Internet cookies are very small text files that are downloaded to your web browser when you visit certain websites. The main purpose of a web cookie is to identify users and prepare a more personal customized experience for users.
Data stored in a cookie is created by the server upon your connection. This data is labeled with an ID unique to you and your computer. When you visit the same website again, it is able to recognize that you have been there before, and tailor the content it displays to you accordingly.
For instance, login data may be recorded in a cookie, allowing you to re-enter secure areas of the website without having to re-submit a username and password.
More sophisticated tracking cookies can also record data on the length of time you spend on certain pages, which links you tend to click, even things like your language, preferred page layout and color scheme. In this respect, cookies are used to improve the browsing experience on frequently-visited websites.
How are they used in online advertising?
Cookies have become crucial in online advertising for a number of reasons. By tracking a user’s online surfing habits, it is possible to target them with adverts that should be more relevant to their interests; this is behaviour-based advertising.

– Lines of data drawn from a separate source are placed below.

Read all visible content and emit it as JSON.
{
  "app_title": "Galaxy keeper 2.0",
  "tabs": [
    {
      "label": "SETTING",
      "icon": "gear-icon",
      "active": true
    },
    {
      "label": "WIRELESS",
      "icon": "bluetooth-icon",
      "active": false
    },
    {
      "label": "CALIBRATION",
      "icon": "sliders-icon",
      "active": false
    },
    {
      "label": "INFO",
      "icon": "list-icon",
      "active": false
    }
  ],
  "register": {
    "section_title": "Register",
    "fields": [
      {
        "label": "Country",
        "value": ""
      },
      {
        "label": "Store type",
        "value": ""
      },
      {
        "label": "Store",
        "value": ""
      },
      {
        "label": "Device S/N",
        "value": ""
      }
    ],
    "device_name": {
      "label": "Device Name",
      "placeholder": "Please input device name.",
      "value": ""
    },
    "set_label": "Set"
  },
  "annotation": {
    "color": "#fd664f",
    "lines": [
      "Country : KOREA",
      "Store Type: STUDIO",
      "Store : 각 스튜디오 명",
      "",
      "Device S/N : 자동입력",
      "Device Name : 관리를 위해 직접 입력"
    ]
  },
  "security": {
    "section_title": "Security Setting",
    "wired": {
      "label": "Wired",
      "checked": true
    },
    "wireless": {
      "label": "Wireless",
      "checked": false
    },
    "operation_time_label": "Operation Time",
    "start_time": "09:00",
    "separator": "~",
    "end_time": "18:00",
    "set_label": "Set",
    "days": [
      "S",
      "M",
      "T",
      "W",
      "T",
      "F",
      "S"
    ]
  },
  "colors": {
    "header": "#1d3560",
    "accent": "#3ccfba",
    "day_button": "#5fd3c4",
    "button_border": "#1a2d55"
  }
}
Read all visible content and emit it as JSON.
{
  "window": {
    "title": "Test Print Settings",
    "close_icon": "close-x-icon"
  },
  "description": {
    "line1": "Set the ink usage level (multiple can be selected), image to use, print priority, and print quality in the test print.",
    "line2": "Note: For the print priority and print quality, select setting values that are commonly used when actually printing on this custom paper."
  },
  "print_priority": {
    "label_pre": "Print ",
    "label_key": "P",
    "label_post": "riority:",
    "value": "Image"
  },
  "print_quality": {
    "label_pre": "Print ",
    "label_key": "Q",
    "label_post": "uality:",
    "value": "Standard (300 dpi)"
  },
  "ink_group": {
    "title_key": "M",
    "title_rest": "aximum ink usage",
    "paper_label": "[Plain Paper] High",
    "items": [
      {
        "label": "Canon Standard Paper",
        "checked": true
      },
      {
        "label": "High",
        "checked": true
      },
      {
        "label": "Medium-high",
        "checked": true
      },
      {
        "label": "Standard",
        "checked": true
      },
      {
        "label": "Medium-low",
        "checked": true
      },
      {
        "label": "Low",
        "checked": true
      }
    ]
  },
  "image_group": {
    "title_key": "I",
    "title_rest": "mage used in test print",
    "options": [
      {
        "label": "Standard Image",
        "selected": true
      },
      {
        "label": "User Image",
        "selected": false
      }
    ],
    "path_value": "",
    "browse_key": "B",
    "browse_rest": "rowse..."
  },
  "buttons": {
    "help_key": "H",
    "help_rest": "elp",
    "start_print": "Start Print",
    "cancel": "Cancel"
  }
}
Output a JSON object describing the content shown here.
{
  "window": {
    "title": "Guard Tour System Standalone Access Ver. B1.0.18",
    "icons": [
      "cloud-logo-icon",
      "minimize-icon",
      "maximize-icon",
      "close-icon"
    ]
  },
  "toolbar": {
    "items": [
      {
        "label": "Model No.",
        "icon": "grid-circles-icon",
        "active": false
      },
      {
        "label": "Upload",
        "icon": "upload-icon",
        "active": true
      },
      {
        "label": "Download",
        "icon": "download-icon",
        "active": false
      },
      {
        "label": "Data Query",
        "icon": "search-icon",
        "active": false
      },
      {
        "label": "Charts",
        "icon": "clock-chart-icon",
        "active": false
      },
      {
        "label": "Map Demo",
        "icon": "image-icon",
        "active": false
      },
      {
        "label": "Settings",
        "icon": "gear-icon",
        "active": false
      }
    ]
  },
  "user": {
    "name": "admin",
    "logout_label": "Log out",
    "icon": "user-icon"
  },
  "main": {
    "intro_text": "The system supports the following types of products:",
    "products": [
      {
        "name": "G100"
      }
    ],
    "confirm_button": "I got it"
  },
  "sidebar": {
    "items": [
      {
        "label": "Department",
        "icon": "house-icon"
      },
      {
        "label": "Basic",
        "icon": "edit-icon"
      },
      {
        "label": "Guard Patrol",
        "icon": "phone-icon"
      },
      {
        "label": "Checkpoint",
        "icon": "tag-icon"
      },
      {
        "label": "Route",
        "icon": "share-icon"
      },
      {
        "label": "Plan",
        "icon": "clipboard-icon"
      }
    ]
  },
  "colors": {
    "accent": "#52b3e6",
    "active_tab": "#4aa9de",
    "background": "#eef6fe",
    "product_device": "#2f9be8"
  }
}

Advertising space on websites is auctioned on real-time bidding exchanges, with advertisers bidding for space not just based on the type of site, but also the type of visitor.
The cookies stored in a user’s web browser provide a profile of that particular person and their browsing habits, allowing advertisers to target specific groups of people.
Website cookies are known as ‘first-party’ cookies, and the advertisers which have subsequently been invited to target the user of the site can also download ‘third-party’ cookies to the user’s browser through their ads.
Third-party cookies manage how ads, widgets and other elements of the web page appear and can control how often ads are repeated for the same user, while also tracking the user’s browsing habits for advertising purposes. By combining data received from both types of cookies, advertisers are able to characterize and segregate the target audience in a variety of different ways.
The future for cookies
The death of the third party cookie
The use of third-party tracking cookies has often been a contentious point, as they can be downloaded to a browser despite the user not actually visiting the site they originate from. And early on in January 2020, Google issued the official death warrant for third-party cookies, setting in motion plans to kill third-party cookies in Chrome by 2022. This is hardly a shocking development for anyone who has been observing trends in the media industry, marketing technology, and privacy sensitivities in recent years.
The future of digital advertising without cookies
Over the past decade, an over-reliance on third-party cookies has changed the industry – and not necessarily for the better. What does a future without cookies look like? Publishers must switch their strategy to focus on first-party data, and contextual targetting– allowing publishers to leverage their unique, valuable relationship with their audiences.